So what do you do with that hour? You probably won’t be able to attend one event every day without incurring significant travel time. Plus, that neglects the very important follow-up part of networking if you spend it all in going places. Here is a balanced plan to put every bit of that time – a total of three hundred minutes a week – to the best use possible.
Find at least one event per week. Chamber mixers are a good source, there are probably several in your city or very close by, especially if you count the ethnic chambers of commerce and other similar associations. Most of them last two hours. Weekly meetings such as Toastmasters and Rotary might take too much time without giving you exposure to enough different people and they usually take one to two hours.
Assuming that you are spending 90 to 120 of your three hundred minutes on attending formal planned events. You should be able to meet three or four new people and reinforce your connection with three or four people you do know. Each of the new people deserves a personal follow up, either a thank you note, email or phone call. It might take 10 minutes per person, for a total of forty minutes to make that follow up call or write the emails.
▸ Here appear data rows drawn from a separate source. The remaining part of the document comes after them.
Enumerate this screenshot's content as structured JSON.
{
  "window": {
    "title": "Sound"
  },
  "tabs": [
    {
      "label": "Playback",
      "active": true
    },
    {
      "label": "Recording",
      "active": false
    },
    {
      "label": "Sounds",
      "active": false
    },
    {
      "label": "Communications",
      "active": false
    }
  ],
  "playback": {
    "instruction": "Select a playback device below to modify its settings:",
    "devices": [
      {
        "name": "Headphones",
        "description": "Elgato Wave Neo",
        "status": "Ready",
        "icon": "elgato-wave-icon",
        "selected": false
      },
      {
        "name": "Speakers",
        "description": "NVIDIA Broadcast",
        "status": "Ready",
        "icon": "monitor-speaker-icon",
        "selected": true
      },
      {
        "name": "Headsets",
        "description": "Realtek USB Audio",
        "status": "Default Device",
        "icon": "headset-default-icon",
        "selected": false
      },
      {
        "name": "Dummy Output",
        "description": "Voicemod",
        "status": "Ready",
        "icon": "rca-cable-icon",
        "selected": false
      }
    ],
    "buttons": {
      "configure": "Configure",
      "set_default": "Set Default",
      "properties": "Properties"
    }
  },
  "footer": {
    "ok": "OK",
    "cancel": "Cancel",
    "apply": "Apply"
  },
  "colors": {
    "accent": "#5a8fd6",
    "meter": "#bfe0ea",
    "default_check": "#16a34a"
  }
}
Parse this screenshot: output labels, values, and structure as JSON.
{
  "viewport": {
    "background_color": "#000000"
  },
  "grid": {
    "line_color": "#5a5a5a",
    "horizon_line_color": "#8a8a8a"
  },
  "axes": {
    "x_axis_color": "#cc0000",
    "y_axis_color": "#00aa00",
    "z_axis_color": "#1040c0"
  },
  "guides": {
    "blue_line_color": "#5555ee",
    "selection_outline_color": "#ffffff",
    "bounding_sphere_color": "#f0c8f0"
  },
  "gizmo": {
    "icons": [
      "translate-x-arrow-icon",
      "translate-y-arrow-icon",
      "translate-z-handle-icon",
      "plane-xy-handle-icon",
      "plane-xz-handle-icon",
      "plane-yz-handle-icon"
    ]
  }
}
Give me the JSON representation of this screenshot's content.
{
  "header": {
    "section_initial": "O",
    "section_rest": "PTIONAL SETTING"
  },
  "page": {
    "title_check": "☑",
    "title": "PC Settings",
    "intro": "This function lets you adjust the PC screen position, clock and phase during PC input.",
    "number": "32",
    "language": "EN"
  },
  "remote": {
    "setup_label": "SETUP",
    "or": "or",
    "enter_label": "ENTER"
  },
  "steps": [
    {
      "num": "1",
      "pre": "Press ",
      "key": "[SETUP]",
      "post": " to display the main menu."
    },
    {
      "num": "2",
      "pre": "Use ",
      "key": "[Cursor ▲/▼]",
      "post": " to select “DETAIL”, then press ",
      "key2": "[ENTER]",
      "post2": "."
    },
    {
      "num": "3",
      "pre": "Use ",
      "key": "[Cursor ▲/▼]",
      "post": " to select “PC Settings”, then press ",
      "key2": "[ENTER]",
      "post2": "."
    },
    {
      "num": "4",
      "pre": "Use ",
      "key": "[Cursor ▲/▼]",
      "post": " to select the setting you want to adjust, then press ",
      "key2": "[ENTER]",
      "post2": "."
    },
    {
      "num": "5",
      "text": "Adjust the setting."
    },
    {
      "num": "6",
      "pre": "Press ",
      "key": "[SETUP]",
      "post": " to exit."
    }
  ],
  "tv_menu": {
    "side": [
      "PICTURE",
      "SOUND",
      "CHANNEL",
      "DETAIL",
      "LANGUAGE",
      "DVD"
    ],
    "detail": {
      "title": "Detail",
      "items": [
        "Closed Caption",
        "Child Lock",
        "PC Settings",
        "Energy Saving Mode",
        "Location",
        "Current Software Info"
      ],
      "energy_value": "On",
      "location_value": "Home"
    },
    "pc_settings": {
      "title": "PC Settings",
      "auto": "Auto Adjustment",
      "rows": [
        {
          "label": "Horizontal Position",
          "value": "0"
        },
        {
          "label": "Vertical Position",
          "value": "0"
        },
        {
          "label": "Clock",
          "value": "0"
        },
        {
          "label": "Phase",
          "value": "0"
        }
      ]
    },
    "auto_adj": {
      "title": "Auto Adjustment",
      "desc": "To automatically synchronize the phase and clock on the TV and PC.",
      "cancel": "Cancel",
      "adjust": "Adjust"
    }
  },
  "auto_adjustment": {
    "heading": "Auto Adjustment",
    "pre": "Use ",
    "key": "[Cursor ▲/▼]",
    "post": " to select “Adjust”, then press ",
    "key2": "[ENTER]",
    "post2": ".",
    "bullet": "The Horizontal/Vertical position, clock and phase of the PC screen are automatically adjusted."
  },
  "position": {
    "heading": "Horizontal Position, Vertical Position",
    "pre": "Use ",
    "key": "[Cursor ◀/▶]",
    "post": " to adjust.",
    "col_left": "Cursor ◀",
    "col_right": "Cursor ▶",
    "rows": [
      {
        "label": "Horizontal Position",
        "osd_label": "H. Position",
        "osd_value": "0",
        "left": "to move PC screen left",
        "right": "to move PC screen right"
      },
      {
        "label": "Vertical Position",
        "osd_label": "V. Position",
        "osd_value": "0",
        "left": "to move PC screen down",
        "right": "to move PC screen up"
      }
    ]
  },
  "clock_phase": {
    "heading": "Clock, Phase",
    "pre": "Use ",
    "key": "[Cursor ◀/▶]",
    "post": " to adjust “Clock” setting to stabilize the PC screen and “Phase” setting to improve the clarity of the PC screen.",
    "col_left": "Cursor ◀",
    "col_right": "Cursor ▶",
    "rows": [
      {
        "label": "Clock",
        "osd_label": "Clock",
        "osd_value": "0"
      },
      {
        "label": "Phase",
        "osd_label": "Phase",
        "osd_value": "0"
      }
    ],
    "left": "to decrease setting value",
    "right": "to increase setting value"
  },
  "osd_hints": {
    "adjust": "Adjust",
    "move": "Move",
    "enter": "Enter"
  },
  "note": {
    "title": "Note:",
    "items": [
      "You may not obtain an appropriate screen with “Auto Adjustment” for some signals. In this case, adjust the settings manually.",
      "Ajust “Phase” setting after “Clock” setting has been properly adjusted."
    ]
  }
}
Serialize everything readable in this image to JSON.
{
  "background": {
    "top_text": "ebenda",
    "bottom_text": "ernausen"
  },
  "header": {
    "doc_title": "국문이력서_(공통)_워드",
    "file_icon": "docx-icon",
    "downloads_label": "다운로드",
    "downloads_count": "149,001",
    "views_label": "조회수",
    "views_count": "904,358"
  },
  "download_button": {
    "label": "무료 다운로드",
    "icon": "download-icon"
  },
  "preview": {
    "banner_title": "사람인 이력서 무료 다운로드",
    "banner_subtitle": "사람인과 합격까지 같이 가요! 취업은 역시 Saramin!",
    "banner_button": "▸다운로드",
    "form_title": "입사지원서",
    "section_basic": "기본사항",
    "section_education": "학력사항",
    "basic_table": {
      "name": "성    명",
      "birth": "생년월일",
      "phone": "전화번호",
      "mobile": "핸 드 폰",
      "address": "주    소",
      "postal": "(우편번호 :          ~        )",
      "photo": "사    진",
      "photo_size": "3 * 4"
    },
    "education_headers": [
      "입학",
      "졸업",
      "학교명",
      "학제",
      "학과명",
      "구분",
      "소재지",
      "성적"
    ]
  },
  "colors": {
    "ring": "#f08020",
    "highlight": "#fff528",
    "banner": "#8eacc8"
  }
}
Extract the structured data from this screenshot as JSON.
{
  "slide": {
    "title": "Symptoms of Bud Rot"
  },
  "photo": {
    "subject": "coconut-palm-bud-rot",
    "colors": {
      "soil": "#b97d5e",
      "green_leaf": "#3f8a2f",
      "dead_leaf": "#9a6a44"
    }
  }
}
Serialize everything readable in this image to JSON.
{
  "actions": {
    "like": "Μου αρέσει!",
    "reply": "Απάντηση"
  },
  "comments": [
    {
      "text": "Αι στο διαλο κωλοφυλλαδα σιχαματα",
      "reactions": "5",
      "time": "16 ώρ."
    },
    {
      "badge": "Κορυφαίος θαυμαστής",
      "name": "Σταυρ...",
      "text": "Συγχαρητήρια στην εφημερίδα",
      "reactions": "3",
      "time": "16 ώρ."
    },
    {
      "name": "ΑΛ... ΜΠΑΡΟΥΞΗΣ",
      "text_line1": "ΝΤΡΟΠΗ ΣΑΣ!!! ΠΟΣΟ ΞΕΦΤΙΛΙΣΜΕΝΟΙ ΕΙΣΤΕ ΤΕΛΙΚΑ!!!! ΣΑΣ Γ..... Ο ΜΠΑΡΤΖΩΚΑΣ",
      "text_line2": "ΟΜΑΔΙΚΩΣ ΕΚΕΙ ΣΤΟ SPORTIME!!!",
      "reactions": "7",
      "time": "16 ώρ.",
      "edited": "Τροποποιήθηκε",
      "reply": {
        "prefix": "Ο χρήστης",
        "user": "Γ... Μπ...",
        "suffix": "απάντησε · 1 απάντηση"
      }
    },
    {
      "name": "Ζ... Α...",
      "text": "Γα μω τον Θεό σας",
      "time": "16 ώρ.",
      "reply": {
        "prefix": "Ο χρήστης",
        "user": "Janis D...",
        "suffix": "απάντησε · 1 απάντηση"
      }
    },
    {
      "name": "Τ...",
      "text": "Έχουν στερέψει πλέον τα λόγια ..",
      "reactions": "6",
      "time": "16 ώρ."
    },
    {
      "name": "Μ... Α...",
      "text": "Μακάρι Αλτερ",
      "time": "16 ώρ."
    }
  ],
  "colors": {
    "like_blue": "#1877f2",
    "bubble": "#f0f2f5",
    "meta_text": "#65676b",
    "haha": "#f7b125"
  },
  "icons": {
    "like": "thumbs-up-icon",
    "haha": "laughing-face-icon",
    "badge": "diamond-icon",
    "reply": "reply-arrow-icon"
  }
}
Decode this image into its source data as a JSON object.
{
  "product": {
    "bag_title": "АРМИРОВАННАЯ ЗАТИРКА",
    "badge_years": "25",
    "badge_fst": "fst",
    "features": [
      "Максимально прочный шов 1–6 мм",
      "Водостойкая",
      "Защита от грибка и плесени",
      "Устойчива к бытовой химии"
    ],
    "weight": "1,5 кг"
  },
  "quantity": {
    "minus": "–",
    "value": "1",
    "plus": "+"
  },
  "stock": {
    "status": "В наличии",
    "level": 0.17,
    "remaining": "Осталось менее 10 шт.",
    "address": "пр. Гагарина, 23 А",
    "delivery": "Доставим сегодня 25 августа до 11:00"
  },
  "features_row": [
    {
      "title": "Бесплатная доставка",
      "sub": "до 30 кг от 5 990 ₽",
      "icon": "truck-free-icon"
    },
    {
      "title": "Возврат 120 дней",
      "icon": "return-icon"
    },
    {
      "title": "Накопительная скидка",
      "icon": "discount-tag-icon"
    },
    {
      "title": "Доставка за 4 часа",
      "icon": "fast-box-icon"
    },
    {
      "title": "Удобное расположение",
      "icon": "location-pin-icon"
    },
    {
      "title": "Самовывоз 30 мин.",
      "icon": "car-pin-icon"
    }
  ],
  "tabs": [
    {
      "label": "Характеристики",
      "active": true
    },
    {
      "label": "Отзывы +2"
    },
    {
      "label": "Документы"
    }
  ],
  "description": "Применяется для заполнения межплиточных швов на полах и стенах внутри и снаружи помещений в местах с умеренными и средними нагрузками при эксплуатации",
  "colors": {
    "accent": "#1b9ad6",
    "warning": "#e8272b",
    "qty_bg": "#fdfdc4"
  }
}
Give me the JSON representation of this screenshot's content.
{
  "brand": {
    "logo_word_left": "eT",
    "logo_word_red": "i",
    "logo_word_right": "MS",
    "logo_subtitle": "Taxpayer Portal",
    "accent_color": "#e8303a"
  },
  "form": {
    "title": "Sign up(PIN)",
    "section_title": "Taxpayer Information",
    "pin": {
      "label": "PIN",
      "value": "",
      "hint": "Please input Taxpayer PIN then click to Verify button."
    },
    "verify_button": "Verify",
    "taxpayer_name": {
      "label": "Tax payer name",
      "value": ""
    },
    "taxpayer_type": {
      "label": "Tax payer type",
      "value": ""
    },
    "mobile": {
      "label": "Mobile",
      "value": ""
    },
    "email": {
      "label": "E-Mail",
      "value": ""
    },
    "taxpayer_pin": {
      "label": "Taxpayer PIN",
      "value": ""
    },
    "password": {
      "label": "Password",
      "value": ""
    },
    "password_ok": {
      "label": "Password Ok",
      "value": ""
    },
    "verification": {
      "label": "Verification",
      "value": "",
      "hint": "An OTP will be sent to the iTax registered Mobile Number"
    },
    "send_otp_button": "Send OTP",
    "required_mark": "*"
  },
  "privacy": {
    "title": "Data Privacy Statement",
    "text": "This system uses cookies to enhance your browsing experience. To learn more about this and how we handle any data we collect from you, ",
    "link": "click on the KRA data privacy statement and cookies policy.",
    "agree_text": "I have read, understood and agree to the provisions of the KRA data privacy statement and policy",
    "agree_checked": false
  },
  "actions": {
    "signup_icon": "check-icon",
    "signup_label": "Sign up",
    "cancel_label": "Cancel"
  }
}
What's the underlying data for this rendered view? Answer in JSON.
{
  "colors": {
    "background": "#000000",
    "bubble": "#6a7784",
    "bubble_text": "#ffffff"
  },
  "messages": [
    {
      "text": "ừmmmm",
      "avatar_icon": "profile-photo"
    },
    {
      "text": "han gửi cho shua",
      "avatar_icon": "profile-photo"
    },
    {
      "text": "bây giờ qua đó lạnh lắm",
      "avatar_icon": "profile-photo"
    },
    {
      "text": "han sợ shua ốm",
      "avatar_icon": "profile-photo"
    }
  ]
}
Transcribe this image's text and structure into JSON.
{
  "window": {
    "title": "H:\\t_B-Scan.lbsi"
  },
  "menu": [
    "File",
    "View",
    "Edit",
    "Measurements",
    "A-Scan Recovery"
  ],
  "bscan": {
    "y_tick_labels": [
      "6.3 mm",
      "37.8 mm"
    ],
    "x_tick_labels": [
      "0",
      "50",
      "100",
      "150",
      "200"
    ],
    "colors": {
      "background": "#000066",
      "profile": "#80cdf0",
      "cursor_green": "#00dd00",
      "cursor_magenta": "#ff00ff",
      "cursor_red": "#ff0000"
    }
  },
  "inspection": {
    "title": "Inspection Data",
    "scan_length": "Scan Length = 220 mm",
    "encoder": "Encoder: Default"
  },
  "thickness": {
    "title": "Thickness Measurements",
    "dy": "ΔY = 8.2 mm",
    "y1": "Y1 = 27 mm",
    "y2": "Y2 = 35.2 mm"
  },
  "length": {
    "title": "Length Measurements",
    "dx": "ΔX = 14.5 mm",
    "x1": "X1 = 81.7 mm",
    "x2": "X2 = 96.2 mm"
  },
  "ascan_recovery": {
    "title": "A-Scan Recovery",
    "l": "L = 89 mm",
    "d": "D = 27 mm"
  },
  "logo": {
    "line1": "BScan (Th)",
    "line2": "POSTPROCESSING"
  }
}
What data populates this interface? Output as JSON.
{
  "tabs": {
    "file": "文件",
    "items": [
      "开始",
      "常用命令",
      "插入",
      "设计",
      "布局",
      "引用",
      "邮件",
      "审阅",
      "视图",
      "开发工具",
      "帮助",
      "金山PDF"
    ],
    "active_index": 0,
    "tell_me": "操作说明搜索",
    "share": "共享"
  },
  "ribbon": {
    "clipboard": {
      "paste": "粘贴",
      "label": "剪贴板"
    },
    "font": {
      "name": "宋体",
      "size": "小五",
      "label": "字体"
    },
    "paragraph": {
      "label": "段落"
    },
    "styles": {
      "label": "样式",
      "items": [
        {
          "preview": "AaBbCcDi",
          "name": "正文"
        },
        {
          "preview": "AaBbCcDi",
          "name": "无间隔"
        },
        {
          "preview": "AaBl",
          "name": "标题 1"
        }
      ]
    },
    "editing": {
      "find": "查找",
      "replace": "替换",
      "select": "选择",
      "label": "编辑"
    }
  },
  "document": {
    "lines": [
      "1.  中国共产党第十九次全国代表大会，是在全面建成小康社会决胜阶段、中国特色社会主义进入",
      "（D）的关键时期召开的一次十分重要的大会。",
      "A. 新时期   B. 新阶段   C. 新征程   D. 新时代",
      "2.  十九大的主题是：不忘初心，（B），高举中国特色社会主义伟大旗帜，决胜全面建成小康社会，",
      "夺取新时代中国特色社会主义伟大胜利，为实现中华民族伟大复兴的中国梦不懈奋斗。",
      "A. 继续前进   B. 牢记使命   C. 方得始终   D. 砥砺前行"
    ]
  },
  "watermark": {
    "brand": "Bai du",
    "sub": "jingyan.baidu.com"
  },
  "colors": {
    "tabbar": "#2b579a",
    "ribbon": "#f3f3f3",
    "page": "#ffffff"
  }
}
You want to spend the rest of your remaining 140 to 170 minutes for the week working on giving value to the people in your network. Giving value means finding referrals for them, filtering out the fire hose of information on the Internet to provide them with something useful, introducing them to someone they’d like to meet and otherwise looking for ways to do helpful, business-building things for them. This is a simple plan that covers all the vital ingredients for building a powerful network in a small investment of time, just one hour per day.